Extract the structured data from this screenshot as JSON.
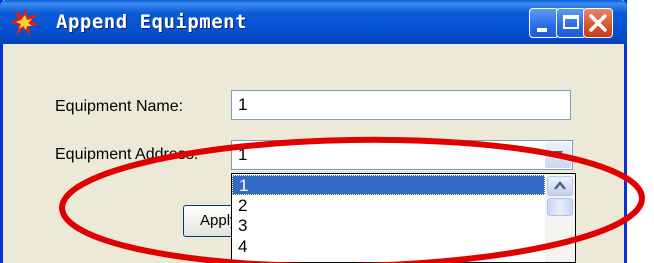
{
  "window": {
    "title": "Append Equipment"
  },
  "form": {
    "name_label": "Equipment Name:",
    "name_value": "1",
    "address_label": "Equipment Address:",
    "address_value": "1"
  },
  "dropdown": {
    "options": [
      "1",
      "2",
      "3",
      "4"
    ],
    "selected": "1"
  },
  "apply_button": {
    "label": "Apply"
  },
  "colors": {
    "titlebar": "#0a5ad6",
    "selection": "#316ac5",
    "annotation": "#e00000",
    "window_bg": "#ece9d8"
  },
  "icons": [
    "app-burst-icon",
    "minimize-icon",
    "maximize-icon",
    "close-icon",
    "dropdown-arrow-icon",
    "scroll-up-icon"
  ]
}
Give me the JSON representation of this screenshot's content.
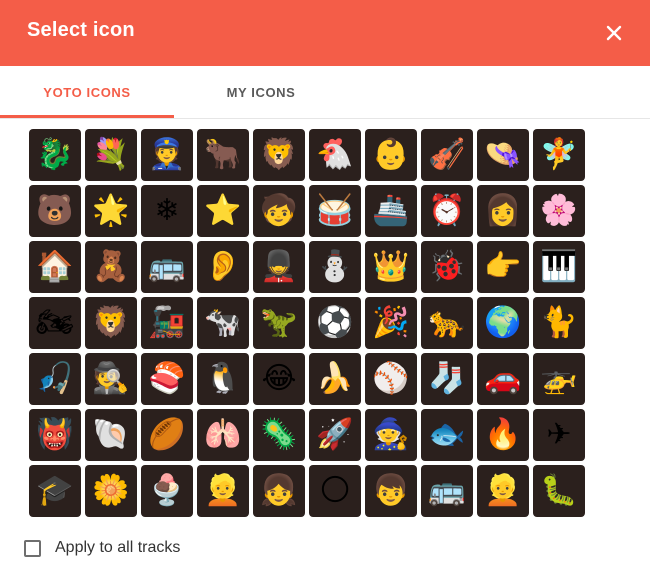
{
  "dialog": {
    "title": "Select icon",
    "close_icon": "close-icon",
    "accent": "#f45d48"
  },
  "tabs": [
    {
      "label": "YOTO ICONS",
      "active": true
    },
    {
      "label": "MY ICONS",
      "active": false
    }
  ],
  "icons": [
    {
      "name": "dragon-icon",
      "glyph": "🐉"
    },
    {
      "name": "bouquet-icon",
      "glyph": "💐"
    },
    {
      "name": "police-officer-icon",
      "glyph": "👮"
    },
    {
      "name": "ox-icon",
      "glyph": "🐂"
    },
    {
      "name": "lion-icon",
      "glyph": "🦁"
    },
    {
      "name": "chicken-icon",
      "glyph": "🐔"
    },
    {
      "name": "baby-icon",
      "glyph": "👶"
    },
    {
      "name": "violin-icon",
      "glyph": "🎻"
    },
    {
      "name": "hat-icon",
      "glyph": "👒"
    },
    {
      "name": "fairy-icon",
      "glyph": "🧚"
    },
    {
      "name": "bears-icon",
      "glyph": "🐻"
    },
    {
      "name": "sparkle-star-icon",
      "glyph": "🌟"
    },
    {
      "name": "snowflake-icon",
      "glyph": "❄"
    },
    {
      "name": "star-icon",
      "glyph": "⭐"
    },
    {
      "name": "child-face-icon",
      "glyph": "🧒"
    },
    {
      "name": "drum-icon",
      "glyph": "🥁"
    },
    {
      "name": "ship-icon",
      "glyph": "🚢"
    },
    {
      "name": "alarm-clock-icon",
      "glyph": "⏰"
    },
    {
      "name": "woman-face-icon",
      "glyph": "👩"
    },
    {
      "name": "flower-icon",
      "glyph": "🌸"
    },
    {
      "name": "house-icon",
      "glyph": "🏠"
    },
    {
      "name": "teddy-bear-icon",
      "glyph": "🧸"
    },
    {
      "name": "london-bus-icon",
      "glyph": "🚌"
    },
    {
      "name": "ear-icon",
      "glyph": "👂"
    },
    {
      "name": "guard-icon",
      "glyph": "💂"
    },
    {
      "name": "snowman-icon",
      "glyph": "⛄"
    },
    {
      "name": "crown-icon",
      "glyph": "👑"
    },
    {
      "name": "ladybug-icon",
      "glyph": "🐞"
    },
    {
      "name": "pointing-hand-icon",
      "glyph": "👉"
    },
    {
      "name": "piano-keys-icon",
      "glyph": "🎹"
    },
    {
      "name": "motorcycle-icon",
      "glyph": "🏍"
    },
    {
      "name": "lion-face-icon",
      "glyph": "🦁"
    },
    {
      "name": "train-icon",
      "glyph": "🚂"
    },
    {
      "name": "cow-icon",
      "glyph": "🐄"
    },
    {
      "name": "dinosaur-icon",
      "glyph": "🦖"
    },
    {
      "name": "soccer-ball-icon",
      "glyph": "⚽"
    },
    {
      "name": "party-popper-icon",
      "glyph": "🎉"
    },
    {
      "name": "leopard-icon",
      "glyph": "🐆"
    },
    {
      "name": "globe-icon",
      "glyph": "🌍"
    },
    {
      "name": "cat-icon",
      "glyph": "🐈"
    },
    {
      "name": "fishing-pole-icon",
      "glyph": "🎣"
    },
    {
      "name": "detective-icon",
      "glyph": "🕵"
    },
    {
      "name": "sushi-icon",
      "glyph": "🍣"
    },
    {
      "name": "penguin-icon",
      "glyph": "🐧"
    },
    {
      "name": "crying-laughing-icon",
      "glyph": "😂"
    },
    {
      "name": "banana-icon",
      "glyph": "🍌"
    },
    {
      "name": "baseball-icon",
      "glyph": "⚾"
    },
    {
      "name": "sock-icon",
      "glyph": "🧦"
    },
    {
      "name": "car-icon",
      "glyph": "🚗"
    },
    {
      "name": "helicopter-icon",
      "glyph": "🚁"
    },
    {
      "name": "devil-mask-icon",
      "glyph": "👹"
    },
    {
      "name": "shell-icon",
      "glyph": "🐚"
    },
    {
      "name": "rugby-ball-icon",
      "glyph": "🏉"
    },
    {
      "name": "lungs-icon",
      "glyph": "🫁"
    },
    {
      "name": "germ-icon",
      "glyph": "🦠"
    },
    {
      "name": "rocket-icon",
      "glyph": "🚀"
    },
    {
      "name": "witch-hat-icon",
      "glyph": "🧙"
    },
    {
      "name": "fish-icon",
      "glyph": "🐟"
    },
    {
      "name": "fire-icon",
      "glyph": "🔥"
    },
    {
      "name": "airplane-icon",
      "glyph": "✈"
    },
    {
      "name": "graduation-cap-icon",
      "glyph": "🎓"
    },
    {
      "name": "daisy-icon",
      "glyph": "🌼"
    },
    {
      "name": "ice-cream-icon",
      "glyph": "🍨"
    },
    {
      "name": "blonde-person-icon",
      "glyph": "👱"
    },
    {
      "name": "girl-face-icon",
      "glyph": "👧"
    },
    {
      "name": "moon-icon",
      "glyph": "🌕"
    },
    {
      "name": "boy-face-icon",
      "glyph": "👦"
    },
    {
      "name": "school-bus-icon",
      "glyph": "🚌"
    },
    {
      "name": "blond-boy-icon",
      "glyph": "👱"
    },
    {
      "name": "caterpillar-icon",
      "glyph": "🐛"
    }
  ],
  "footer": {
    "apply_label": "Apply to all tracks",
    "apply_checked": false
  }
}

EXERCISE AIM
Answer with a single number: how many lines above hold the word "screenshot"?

SOLUTION TO THIS TASK
2